With several countries in Africa to choose from, initially it was a bit overwhelming to decide where to go. She knew that there was no way I was going to spend more than three days in the bush, so we had to find a location with other attractions to enjoy for the rest of our 10 day trip. After reviewing our options, Robben Island, and Cape Town sealed the deal for me, so we settled on South Africa. (I’ll share some of those highlights in another post.)
We opted to go to the Thornybush Nature Reserve, which is situated on private land adjacent to Krueger National Park. Everything at our hotel, the Waterbuck Lodge – fireplace, staff, and setting – was wonderful.
Our package included two game rides per day in an open Land Rover (at dawn and dusk); breakfast coffee and sundowner cocktail stops; delicious group meals; and cozy and intimate accommodations. The maximum number of lodge guests allowed at any one time is eight.
Another bonus to choosing the private game reserve option, is that our rangers were allowed to go into the bush to track the animals. Rangers in public reserves have to stick to the roadways. It was well worth the extra dollars because those spontaneous detours yielded many of our most memorable moments.
Imagine dodging flaying tree limbs as your driver and tracker pulled out machetes to hack away at minor obstacles. All in a bid to get the jeep into an area where vultures hovered over the remains of fresh kill!
Or picture being left unarmed and totally helpless in an open jeep while your guides got out of the vehicle to track the lions by their footprints. Those few minutes on our own felt like hours.

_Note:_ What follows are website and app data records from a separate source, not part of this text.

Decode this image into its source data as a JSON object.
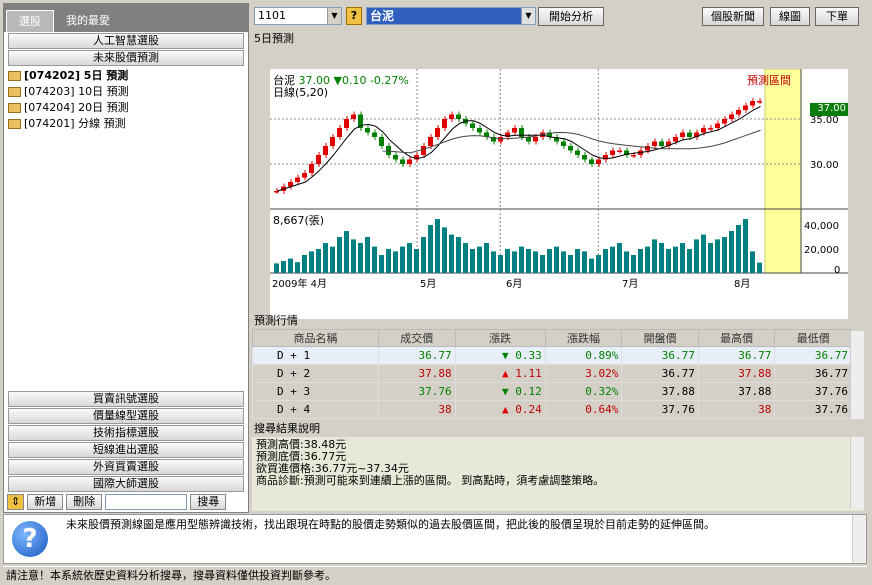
{
  "left": {
    "tabs": [
      "選股",
      "我的最愛"
    ],
    "top_buttons": [
      "人工智慧選股",
      "未來股價預測"
    ],
    "tree": [
      {
        "label": "[074202] 5日 預測",
        "open": true
      },
      {
        "label": "[074203] 10日 預測",
        "open": false
      },
      {
        "label": "[074204] 20日 預測",
        "open": false
      },
      {
        "label": "[074201] 分線 預測",
        "open": false
      }
    ],
    "bottom_buttons": [
      "買賣訊號選股",
      "價量線型選股",
      "技術指標選股",
      "短線進出選股",
      "外資買賣選股",
      "國際大師選股"
    ],
    "add_label": "新增",
    "delete_label": "刪除",
    "search_label": "搜尋",
    "search_value": ""
  },
  "topbar": {
    "code": "1101",
    "help": "?",
    "stock_name": "台泥",
    "analyze": "開始分析",
    "news": "個股新聞",
    "chart": "線圖",
    "order": "下單"
  },
  "chart_panel": {
    "title": "5日預測",
    "name": "台泥",
    "price": "37.00",
    "change": "▼0.10",
    "pct": "-0.27%",
    "line_label": "日線(5,20)",
    "forecast_label": "預測區間",
    "vol_label": "8,667(張)",
    "price_badge": "37.00",
    "y_ticks": [
      "35.00",
      "30.00"
    ],
    "vol_ticks": [
      "40,000",
      "20,000",
      "0"
    ],
    "x_labels": [
      "2009年 4月",
      "5月",
      "6月",
      "7月",
      "8月"
    ]
  },
  "chart_data": {
    "type": "candlestick",
    "title": "",
    "series": [
      {
        "name": "日線",
        "values": [
          27,
          27.5,
          28,
          28.5,
          29,
          30,
          31,
          32,
          33,
          34,
          35,
          35.5,
          34,
          33.5,
          33,
          32,
          31,
          30.5,
          30,
          30.5,
          31,
          32,
          33,
          34,
          35,
          35.5,
          35,
          34.5,
          34,
          33.5,
          33,
          32.5,
          33,
          33.5,
          34,
          33,
          32.5,
          33,
          33.5,
          33,
          32.5,
          32,
          31.5,
          31,
          30.5,
          30,
          30.5,
          31,
          31.5,
          31.5,
          31,
          31,
          31.5,
          32,
          32.5,
          32,
          32.5,
          33,
          33.5,
          33,
          33.5,
          34,
          34,
          34.5,
          35,
          35.5,
          36,
          36.5,
          37,
          37
        ]
      }
    ],
    "volume_values": [
      8000,
      10000,
      12000,
      9000,
      15000,
      18000,
      20000,
      25000,
      22000,
      30000,
      35000,
      28000,
      25000,
      30000,
      22000,
      15000,
      20000,
      18000,
      22000,
      25000,
      20000,
      30000,
      40000,
      45000,
      38000,
      32000,
      30000,
      25000,
      20000,
      22000,
      25000,
      18000,
      15000,
      20000,
      18000,
      22000,
      20000,
      18000,
      15000,
      20000,
      22000,
      18000,
      15000,
      20000,
      18000,
      12000,
      15000,
      20000,
      22000,
      25000,
      18000,
      15000,
      20000,
      22000,
      28000,
      25000,
      20000,
      22000,
      25000,
      20000,
      28000,
      32000,
      25000,
      28000,
      30000,
      35000,
      40000,
      45000,
      18000,
      8667
    ],
    "ylim": [
      25,
      40
    ],
    "vol_ylim": [
      0,
      50000
    ]
  },
  "table": {
    "title": "預測行情",
    "headers": [
      "商品名稱",
      "成交價",
      "漲跌",
      "漲跌幅",
      "開盤價",
      "最高價",
      "最低價"
    ],
    "rows": [
      {
        "name": "D + 1",
        "price": "36.77",
        "dir": "▼",
        "chg": "0.33",
        "pct": "0.89%",
        "open": "36.77",
        "high": "36.77",
        "low": "36.77",
        "pc": "grn",
        "oc": "grn",
        "hc": "grn",
        "lc": "grn"
      },
      {
        "name": "D + 2",
        "price": "37.88",
        "dir": "▲",
        "chg": "1.11",
        "pct": "3.02%",
        "open": "36.77",
        "high": "37.88",
        "low": "36.77",
        "pc": "red",
        "oc": "",
        "hc": "red",
        "lc": ""
      },
      {
        "name": "D + 3",
        "price": "37.76",
        "dir": "▼",
        "chg": "0.12",
        "pct": "0.32%",
        "open": "37.88",
        "high": "37.88",
        "low": "37.76",
        "pc": "grn",
        "oc": "",
        "hc": "",
        "lc": ""
      },
      {
        "name": "D + 4",
        "price": "38",
        "dir": "▲",
        "chg": "0.24",
        "pct": "0.64%",
        "open": "37.76",
        "high": "38",
        "low": "37.76",
        "pc": "red",
        "oc": "",
        "hc": "red",
        "lc": ""
      }
    ]
  },
  "result": {
    "title": "搜尋結果說明",
    "lines": [
      "預測高價:38.48元",
      "預測底價:36.77元",
      "欲買進價格:36.77元~37.34元",
      "商品診斷:預測可能來到連續上漲的區間。 到高點時，須考慮調整策略。"
    ]
  },
  "info": {
    "text": "未來股價預測線圖是應用型態辨識技術，找出跟現在時點的股價走勢類似的過去股價區間，把此後的股價呈現於目前走勢的延伸區間。"
  },
  "status": {
    "text": "請注意！本系統依歷史資料分析搜尋，搜尋資料僅供投資判斷參考。"
  },
  "colors": {
    "up": "#e00000",
    "down": "#008000",
    "forecast_bg": "#ffff99",
    "volume": "#008080"
  }
}
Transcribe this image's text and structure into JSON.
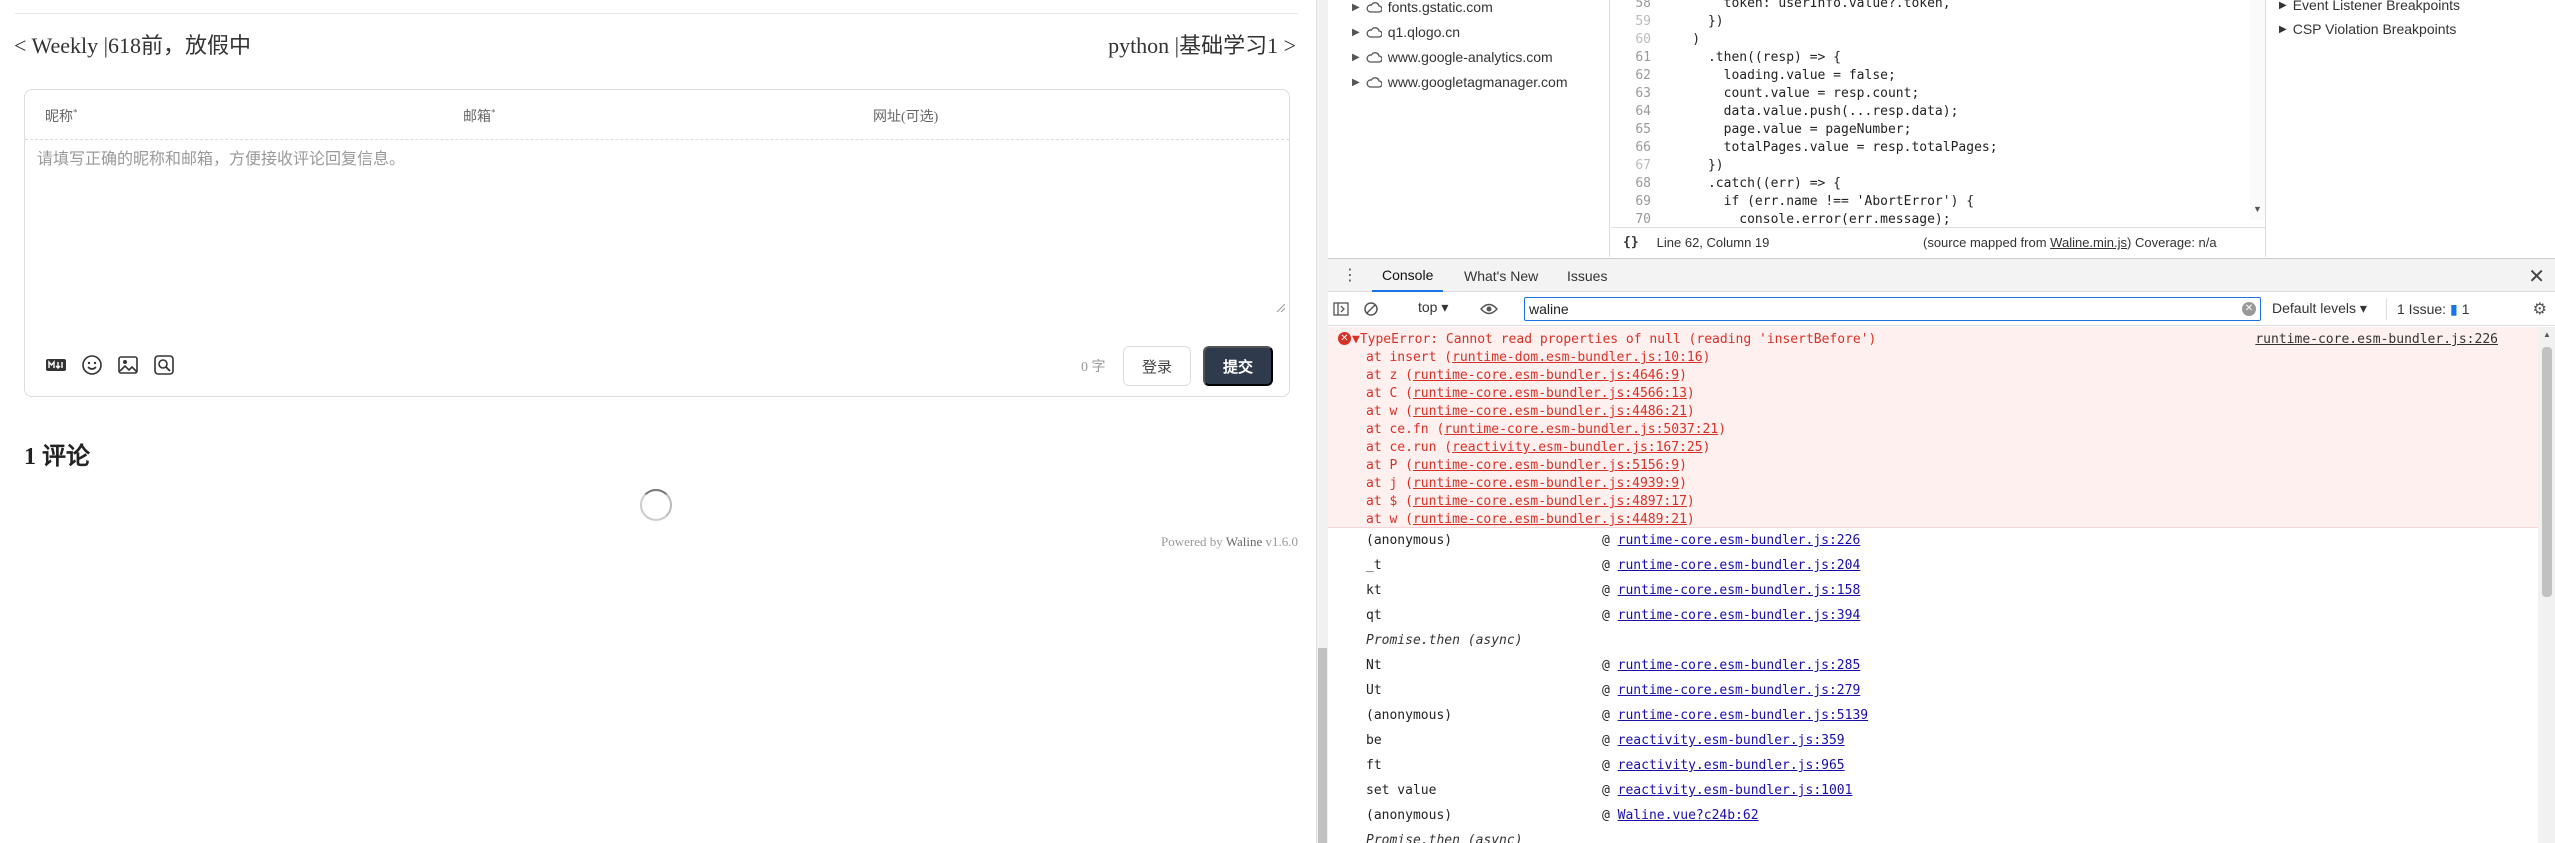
{
  "page": {
    "prev_post": "< Weekly |618前，放假中",
    "next_post": "python |基础学习1 >",
    "comment_form": {
      "nick_label": "昵称",
      "mail_label": "邮箱",
      "link_label": "网址(可选)",
      "required_mark": "*",
      "placeholder": "请填写正确的昵称和邮箱，方便接收评论回复信息。",
      "word_count": "0 字",
      "login_button": "登录",
      "submit_button": "提交"
    },
    "comment_count": "1 评论",
    "powered_prefix": "Powered by",
    "powered_name": "Waline",
    "powered_version": "v1.6.0"
  },
  "devtools": {
    "network_items": [
      "fonts.gstatic.com",
      "q1.qlogo.cn",
      "www.google-analytics.com",
      "www.googletagmanager.com"
    ],
    "code_lines": [
      {
        "n": "58",
        "text": "        token: userInfo.value?.token,",
        "dim": false
      },
      {
        "n": "59",
        "text": "      })",
        "dim": true
      },
      {
        "n": "60",
        "text": "    )",
        "dim": true
      },
      {
        "n": "61",
        "text": "      .then((resp) => {",
        "dim": false
      },
      {
        "n": "62",
        "text": "        loading.value = false;",
        "dim": false
      },
      {
        "n": "63",
        "text": "        count.value = resp.count;",
        "dim": false
      },
      {
        "n": "64",
        "text": "        data.value.push(...resp.data);",
        "dim": false
      },
      {
        "n": "65",
        "text": "        page.value = pageNumber;",
        "dim": false
      },
      {
        "n": "66",
        "text": "        totalPages.value = resp.totalPages;",
        "dim": false
      },
      {
        "n": "67",
        "text": "      })",
        "dim": true
      },
      {
        "n": "68",
        "text": "      .catch((err) => {",
        "dim": false
      },
      {
        "n": "69",
        "text": "        if (err.name !== 'AbortError') {",
        "dim": false
      },
      {
        "n": "70",
        "text": "          console.error(err.message);",
        "dim": false
      }
    ],
    "code_status": {
      "braces": "{}",
      "position": "Line 62, Column 19",
      "source_map_prefix": "(source mapped from ",
      "source_map_file": "Waline.min.js",
      "source_map_suffix": ")",
      "coverage": "Coverage: n/a"
    },
    "breakpoints": [
      "Event Listener Breakpoints",
      "CSP Violation Breakpoints"
    ],
    "drawer_tabs": [
      "Console",
      "What's New",
      "Issues"
    ],
    "console_toolbar": {
      "context": "top",
      "filter_value": "waline",
      "levels": "Default levels",
      "issues_label": "1 Issue:",
      "issues_count": "1"
    },
    "error": {
      "message": "TypeError: Cannot read properties of null (reading 'insertBefore')",
      "source": "runtime-core.esm-bundler.js:226",
      "frames": [
        {
          "fn": "insert",
          "loc": "runtime-dom.esm-bundler.js:10:16"
        },
        {
          "fn": "z",
          "loc": "runtime-core.esm-bundler.js:4646:9"
        },
        {
          "fn": "C",
          "loc": "runtime-core.esm-bundler.js:4566:13"
        },
        {
          "fn": "w",
          "loc": "runtime-core.esm-bundler.js:4486:21"
        },
        {
          "fn": "ce.fn",
          "loc": "runtime-core.esm-bundler.js:5037:21"
        },
        {
          "fn": "ce.run",
          "loc": "reactivity.esm-bundler.js:167:25"
        },
        {
          "fn": "P",
          "loc": "runtime-core.esm-bundler.js:5156:9"
        },
        {
          "fn": "j",
          "loc": "runtime-core.esm-bundler.js:4939:9"
        },
        {
          "fn": "$",
          "loc": "runtime-core.esm-bundler.js:4897:17"
        },
        {
          "fn": "w",
          "loc": "runtime-core.esm-bundler.js:4489:21"
        }
      ]
    },
    "call_stack": [
      {
        "fn": "(anonymous)",
        "loc": "runtime-core.esm-bundler.js:226",
        "async": false
      },
      {
        "fn": "_t",
        "loc": "runtime-core.esm-bundler.js:204",
        "async": false
      },
      {
        "fn": "kt",
        "loc": "runtime-core.esm-bundler.js:158",
        "async": false
      },
      {
        "fn": "qt",
        "loc": "runtime-core.esm-bundler.js:394",
        "async": false
      },
      {
        "fn": "Promise.then (async)",
        "loc": "",
        "async": true
      },
      {
        "fn": "Nt",
        "loc": "runtime-core.esm-bundler.js:285",
        "async": false
      },
      {
        "fn": "Ut",
        "loc": "runtime-core.esm-bundler.js:279",
        "async": false
      },
      {
        "fn": "(anonymous)",
        "loc": "runtime-core.esm-bundler.js:5139",
        "async": false
      },
      {
        "fn": "be",
        "loc": "reactivity.esm-bundler.js:359",
        "async": false
      },
      {
        "fn": "ft",
        "loc": "reactivity.esm-bundler.js:965",
        "async": false
      },
      {
        "fn": "set value",
        "loc": "reactivity.esm-bundler.js:1001",
        "async": false
      },
      {
        "fn": "(anonymous)",
        "loc": "Waline.vue?c24b:62",
        "async": false
      },
      {
        "fn": "Promise.then (async)",
        "loc": "",
        "async": true
      }
    ]
  }
}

We also pulled over on the side of the road to allow rhinos to get to their watering hole, and got off the beaten track to see a testosterone led turf war. PRICELESS.
Our ranger (Gareth) and tracker (Loderick) were excellent guides. Thanks to their bush savvy and persistence, we saw all of the Big 5: lions, elephants, rhinos, buffalos… and the elusive leopard. No safari can guarantee you will see everything, so we were lucky.
Over the three days, we saw a diverse number of wildlife as well. Animal sightings included giraffes; deer; zebras; antelope, and their sub-species: kudus and impalas; monkeys; baboons; wild boars; crocodiles; water bucks; hares; and civets, among others.
There were interesting species from the feathered family too. I remember seeing a lilac breasted roller; guinea fowl; owls; grey heron; black bellied bustards; bald eagles; a blue reeve (female in the ruff family); and ducks.
The creepy crawlers weren’t left out either. We saw centipedes, large lizards, and a chameleon change from bright to dark green as Gareth plucked him from the side of the road and placed him in the grass.
I will end by saying that the lions, the famed and feared kings of the jungle, were a bit of a let down. When we found the pride their bellies were full, so they were content and lethargic. It was a real-life case of The Lion Sleeps Tonight.
Queue the drums and bass guitar here, and join me as I attempt that lovable high-pitched solo:
A-weema-weh, a-weema-weh, a-weema-weh, a-weema-weh) A-weema-weh, a-weema-weh, a-weema-weh, a-weema-weh) In the jungle, the mighty jungle The lion sleeps tonight… __________
Editor’s Notes: I visited South Africa in November 2012 when the weather was just starting to warm up. The peak of their winter is June/July. However, I have heard that for optimal visibility, the best time to plan a safari in South Africa is between May and October – their dry season.
I got my malaria tablets as a precaution, although I was told that you did not need to worry about it there – unlike in some other African destinations. I booked my trip through South African Airways Vacations and the package included domestic and international airfare, some meals, accommodation, game rides and Cape Town tours.
The beauty of any trip is that you can choose what suits your personality and pocket. Even if it means going on safari in a public park, and sleeping in a rest camp that houses tents, caravans, or forest huts – with or without private bathrooms. It’s still an adventure!
Look out for my posts on CapeTown soon.